Step 1: Capture Your Learnings
  1. Set up workspace (table, seating, board/surface, pens, post-its)
  2. Download onto post-its
    1. Work through notes you have on each person you talked to. Jot down things you learned from them. Code these with categories:
      • Who
      • Story: top stories you remember
      • Motivations: what did this person care about?
      • Barriers: what frustrated this person
      • Interaction: what was interesting about how informant interacted with course schedule, with others about the course schedule, with the college in connection with the course schedule?
      • Questions: what would you like to go back and ask
      • Rotate through team sharing these - one by one, fast clip.

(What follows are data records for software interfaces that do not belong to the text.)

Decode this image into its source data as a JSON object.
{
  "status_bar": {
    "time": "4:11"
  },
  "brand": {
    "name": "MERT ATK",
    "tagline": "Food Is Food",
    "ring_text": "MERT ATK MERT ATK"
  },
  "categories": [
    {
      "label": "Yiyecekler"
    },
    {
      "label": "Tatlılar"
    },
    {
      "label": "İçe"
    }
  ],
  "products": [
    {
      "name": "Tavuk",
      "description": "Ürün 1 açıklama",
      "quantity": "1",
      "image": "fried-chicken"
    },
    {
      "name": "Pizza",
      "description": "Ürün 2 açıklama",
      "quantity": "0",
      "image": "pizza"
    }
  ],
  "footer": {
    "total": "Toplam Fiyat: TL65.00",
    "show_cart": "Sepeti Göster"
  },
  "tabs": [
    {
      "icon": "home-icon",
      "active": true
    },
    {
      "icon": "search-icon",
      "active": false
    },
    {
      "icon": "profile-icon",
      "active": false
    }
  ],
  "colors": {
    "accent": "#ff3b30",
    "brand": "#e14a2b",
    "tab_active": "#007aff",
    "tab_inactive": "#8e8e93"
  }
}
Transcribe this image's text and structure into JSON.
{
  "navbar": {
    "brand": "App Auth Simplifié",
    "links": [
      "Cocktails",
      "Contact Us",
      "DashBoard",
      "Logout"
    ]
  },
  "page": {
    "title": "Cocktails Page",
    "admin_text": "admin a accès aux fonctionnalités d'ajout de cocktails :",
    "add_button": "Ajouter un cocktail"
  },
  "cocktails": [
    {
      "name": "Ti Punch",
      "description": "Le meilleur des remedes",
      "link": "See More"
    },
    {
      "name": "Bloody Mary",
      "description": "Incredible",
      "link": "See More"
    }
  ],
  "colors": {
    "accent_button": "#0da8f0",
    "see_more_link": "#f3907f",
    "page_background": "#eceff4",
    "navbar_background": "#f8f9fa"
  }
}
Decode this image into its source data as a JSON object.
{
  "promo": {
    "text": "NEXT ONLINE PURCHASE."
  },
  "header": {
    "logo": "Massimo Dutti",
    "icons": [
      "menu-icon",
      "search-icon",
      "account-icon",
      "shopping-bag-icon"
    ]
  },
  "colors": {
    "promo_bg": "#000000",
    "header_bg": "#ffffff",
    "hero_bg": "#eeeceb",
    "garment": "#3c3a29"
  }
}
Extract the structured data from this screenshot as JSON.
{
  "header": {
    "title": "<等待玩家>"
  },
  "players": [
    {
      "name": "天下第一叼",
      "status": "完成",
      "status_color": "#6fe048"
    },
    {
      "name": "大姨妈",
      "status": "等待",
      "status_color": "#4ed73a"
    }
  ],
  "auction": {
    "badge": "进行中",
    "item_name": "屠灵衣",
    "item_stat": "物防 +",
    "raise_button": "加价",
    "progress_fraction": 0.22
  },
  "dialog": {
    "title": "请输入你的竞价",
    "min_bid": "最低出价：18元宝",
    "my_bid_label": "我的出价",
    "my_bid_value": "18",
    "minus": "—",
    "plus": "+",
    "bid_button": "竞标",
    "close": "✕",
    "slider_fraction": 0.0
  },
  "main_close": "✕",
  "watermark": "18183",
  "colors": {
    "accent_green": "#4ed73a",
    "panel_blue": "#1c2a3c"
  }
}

      • Listen actively: What are you hearing over and over? What contradictions? Are you hearing diverse opinions? Write notes and observations
        • Don't be cryptic or elliptic. Full, declarative sentences you team will understand.
        • Capture great quotes.
  3. Post notes in your display area. Group by informant. By categories. Organization is based on source at this point.
Step 2: Search For Meaning
  1. Cluster Related Information. Switching to organization by idea.
    • Each team member chooses 3-5 post-its that seem most interesting/important
    • Move these to new surface.
    • Arrange in terms of how the things on the post-its relate. Patterns? Repetitions? Consistent problem? Opposites? What feels important/significant? Surprises? Contradictions?
    • Arrange and rearrange. Stopping point is when no one has urge to re-arrange.
  2. Identify Themes
    1. Come up with short names for each cluster.
    2. Iterate over naming and rearranging until group is satisfied that you have a handful of theme phrases that capture what you learned.
      • You might want to pull some of the post-its that did not make "top" group over if they fit these
  3. From Themes to Insights
    • Take themes and generate declarative "insight statements," for example, "No one is directly in charge of X."
  4. Revisit Challenge: How do your new insight statements relate to your challenge?
    • Sort insight statements from "most" to "least" related.
    • Do some statements subsume others?
    • Select top statements most related to challenge.
  5. Refine Insights
    • Reword, etc. to best communicate your insights.
    • Short, memorable sentences
    • Convey sense of a new perspective or possibility.
    • Use outside reader to assess resonance
Step 3: Create “How Might We” Questions
  1. From Insights to Questions. From each insight statement, generate multiple "how might we…" questions.
    • plain, simple, and concise
    • be sensitive to "scope."
      • Too narrow and you limit creative options. To broad and we don't know where to start or we will be all over the place.

make the cs a one stop shop
consider offering users a customizable experience around info they want to see (settings)
can be accessed along with other relevant info to enhance the experience of course seeking.
so that students have no remaining questions
a schedule system that was more fun and more helpful to use
make it not a chore, students see as a friend not boring time consuming bureaucracy
make things faster, automate the process to dissolve the paper trail and makes things easier and more effficent.
make the schedule less difficult to navigate
simply the experience of finding the information that students need.